#### TASK DESCRIPTION:
When the string "JSON" occurs in a line of the records, show that line.

#### EXERCISE MATERIALS:
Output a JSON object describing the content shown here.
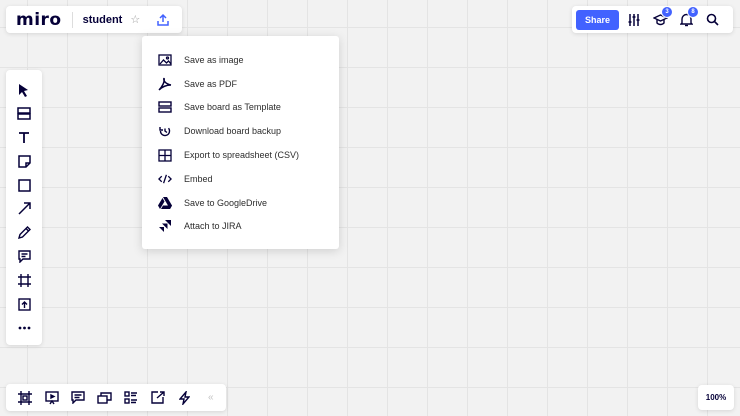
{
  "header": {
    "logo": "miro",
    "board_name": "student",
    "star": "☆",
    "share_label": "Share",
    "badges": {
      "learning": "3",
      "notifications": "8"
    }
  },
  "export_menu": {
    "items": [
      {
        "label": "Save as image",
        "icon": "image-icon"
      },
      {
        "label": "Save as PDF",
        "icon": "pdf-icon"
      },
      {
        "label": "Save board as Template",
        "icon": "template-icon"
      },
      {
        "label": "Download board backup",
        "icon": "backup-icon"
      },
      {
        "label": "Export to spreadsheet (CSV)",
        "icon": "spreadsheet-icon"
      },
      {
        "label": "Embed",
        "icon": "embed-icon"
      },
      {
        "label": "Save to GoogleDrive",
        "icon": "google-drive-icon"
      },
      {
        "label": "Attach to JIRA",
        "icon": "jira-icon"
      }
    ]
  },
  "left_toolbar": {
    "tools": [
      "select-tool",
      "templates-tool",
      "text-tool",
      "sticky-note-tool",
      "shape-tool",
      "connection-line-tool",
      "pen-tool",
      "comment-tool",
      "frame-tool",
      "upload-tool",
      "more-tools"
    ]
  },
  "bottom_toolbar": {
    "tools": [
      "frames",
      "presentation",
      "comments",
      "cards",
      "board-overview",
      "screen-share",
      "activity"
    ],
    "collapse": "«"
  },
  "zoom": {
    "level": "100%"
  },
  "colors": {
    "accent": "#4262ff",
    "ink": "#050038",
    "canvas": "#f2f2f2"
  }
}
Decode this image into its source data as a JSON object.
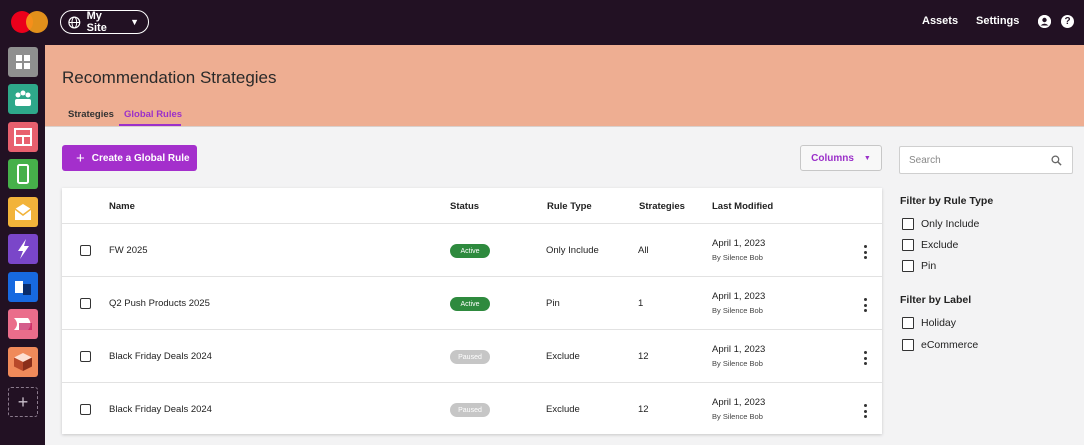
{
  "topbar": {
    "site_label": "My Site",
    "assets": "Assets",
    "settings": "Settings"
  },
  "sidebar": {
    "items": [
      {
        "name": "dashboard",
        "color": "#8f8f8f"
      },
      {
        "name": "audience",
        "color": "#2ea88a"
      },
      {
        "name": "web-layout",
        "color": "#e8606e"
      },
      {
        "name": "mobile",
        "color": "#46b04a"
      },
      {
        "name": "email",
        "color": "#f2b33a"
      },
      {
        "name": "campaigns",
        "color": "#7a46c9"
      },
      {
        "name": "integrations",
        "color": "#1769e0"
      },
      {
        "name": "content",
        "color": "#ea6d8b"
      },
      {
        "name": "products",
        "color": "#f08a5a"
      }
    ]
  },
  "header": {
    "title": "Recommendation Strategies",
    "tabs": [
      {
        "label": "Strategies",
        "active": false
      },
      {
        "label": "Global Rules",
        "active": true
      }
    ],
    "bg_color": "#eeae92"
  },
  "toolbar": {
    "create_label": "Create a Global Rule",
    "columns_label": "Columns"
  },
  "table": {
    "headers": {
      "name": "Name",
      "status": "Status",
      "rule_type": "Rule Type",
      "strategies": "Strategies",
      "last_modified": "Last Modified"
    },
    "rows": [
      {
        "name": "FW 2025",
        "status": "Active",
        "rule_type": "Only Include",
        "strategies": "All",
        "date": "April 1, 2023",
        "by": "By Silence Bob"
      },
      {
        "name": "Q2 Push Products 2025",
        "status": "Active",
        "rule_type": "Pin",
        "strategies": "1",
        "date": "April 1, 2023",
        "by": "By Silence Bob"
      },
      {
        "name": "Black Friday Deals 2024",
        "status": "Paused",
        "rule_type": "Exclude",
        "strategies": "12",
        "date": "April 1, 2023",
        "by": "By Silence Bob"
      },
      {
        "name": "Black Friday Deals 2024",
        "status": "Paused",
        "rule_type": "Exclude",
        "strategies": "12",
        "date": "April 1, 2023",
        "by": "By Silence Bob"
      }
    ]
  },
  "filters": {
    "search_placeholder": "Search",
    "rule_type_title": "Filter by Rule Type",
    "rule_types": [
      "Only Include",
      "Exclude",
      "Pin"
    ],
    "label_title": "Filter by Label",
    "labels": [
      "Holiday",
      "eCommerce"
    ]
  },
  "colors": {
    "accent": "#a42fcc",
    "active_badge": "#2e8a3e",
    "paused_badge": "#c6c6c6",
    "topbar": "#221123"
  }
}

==

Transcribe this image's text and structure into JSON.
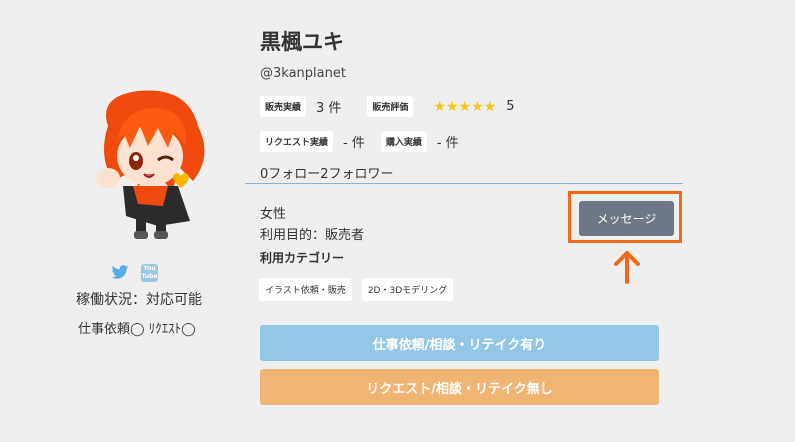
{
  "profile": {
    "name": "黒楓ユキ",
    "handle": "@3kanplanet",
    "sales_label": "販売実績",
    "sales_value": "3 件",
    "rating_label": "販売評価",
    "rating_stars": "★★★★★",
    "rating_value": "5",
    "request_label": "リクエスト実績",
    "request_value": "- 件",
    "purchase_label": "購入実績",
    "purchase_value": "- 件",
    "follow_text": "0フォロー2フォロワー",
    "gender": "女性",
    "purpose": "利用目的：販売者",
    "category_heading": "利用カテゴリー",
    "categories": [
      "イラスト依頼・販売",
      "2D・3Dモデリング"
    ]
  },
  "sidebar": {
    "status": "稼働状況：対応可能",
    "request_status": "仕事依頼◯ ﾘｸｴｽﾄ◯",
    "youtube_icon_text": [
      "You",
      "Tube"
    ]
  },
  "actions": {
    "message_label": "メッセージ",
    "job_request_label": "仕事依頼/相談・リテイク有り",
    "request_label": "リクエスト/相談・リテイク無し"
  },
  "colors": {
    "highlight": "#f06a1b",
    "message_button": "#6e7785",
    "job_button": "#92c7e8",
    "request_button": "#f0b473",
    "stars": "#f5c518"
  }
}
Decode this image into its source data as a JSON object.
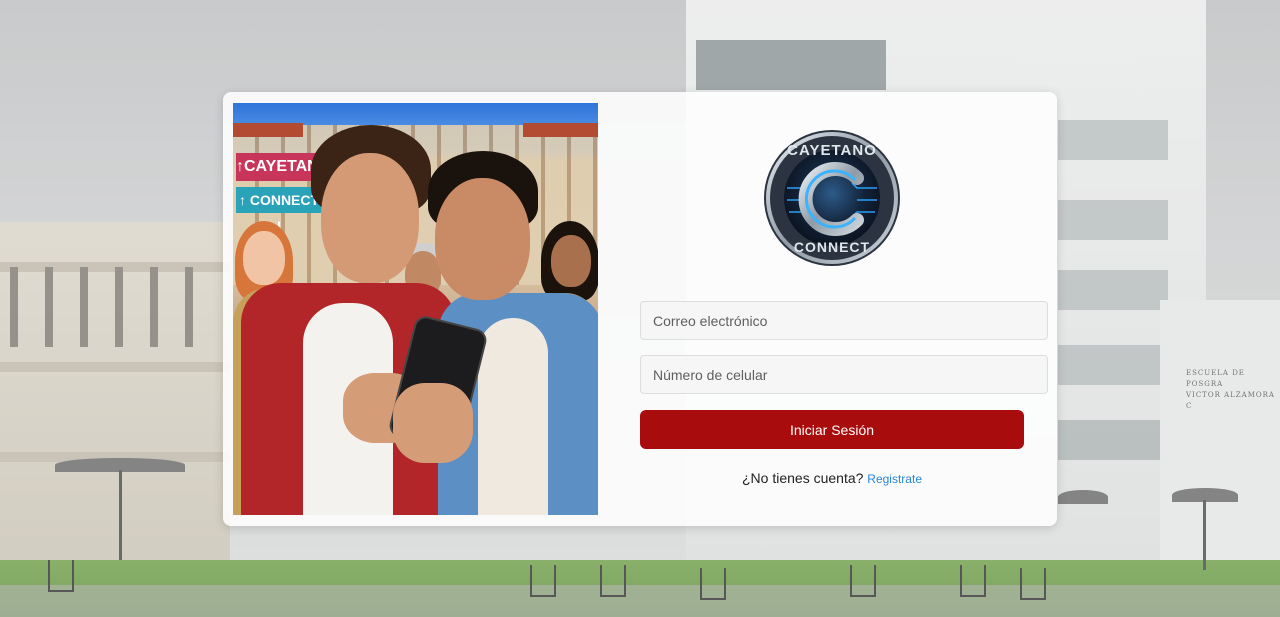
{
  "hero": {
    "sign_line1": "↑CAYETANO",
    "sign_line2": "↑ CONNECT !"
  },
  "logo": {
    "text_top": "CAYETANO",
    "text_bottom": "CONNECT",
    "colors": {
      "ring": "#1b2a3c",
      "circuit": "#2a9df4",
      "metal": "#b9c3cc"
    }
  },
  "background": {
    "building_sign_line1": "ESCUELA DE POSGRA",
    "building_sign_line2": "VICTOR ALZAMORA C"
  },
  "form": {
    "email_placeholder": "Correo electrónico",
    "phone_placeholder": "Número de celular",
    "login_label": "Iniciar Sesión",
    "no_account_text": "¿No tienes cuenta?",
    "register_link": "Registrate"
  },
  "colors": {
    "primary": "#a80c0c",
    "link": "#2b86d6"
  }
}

#### WORKED SOLUTION:
Output a JSON object describing the content shown here.
Decode this image into its source data as a JSON object.
Transcribe this image's text and structure into JSON.
Decode this image into its source data as a JSON object.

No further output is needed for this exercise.